Crude oil prices slightly declined and hovered below $91 a barrel during the Asian trading hours Thursday as traders remained concerned about the fiscal cliff negotiations.
Light sweet crude for February delivery declined 0.02 percent or 2 cents to $90.96 a barrel in electronic trading on the New York Mercantile Exchange during the Asian trading hours. Brent crude oil futures for the February delivery fell 0.14 percent or 15 cents to $110.92 a barrel on the ICE futures exchange in London.
Investors continue to focus on the U.S. fiscal cliff as lawmakers prepare to resume budget talks. Lawmakers in Washington have less than a week to strike a budget deal, which will avert the $600 billion spending cuts and tax hikes that threaten to push the world’s largest oil consuming nation into a recession early next year.
US President Barack Obama has cut short his holidays in Hawaii and is flying back to Washington to revive budget impasse talks, which stalled last week. The White House has asked the Republicans not to reject a resolution in the Congress. House of Representatives Speaker John Boehner has asked the Senate to pass its own legislations.
However, oil futures got some support from Japanese stocks. Japanese Nikkei surged more than 1 percent as the yen declined to a 27-month low on speculation that new Prime Minister Shinzo Abe would pursue drastic stimulus measures to beat deflation in the world’s third largest oil consuming nation.
Continue Reading Below
"There is no easy way to resolve the U.S. fiscal cliff, but there should be a compromise at some point and that's what the market is looking for. There are hopes that the caressive fiscal policies will help Japan get out of deflation and, as it is an importer of commodities, that’s a positive for oil markets," Tetsu Emori, a commodity fund manager at Astmax in Tokyo, told Reuters.

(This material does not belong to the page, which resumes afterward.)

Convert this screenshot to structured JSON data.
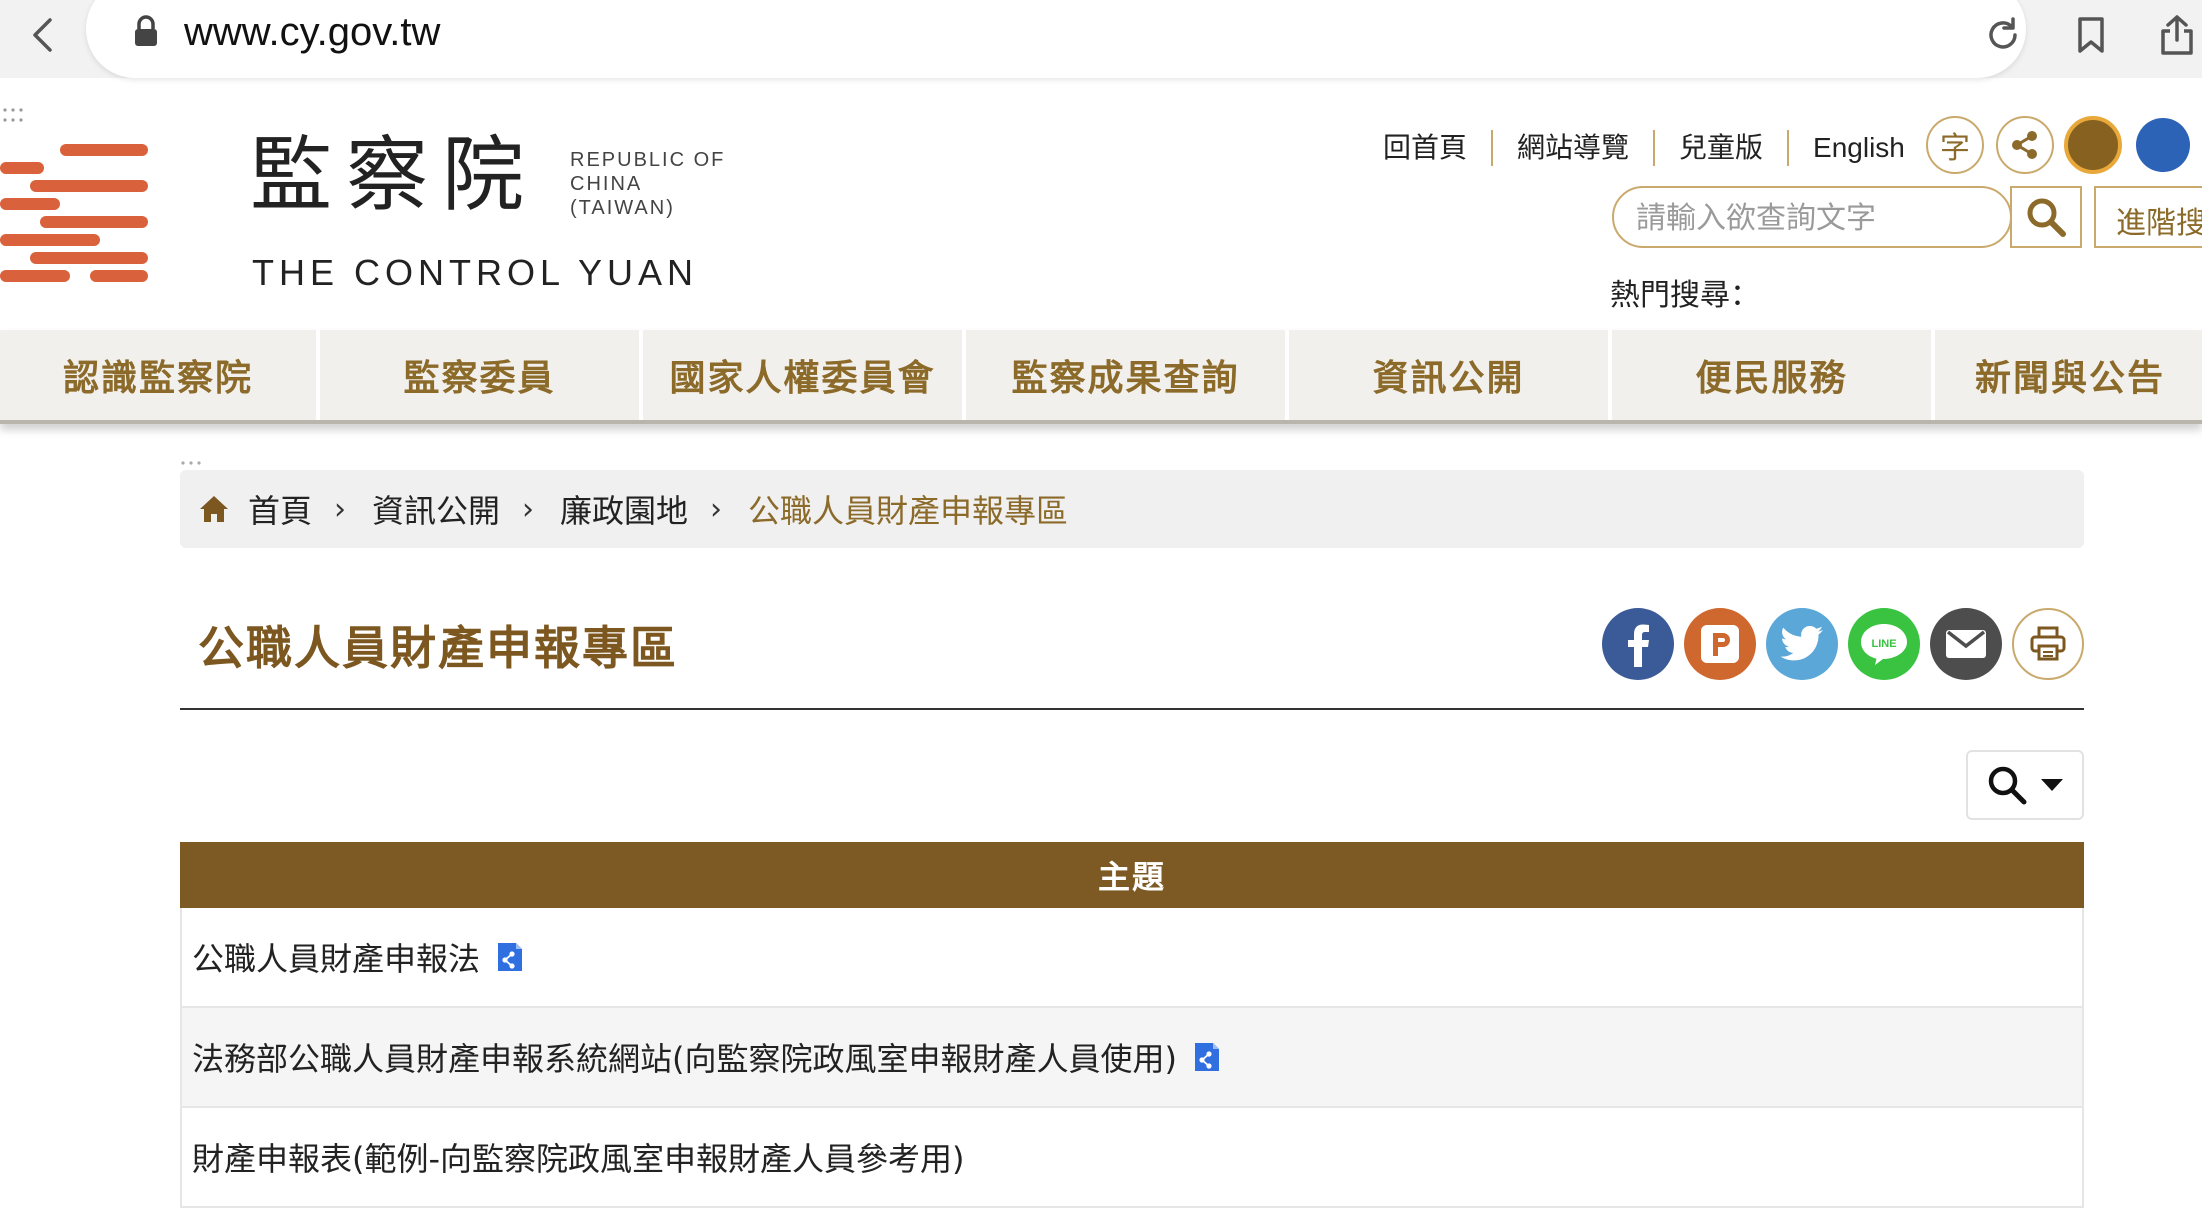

Oil prices advanced Wednesday as concerns about Middle Eastern stability offered support. The United Arab Emirates said it arrested UAE and Saudi Arabian citizens who were allegedly planning attacks on crude-exporting nations. Light sweet crude for the February delivery surged 2.7 percent or $2.37 and settled at $90.98 a barrel on the New York Mercantile Exchange, while Brent crude for February delivery gained $2.27 and settled at $111.07 a barrel.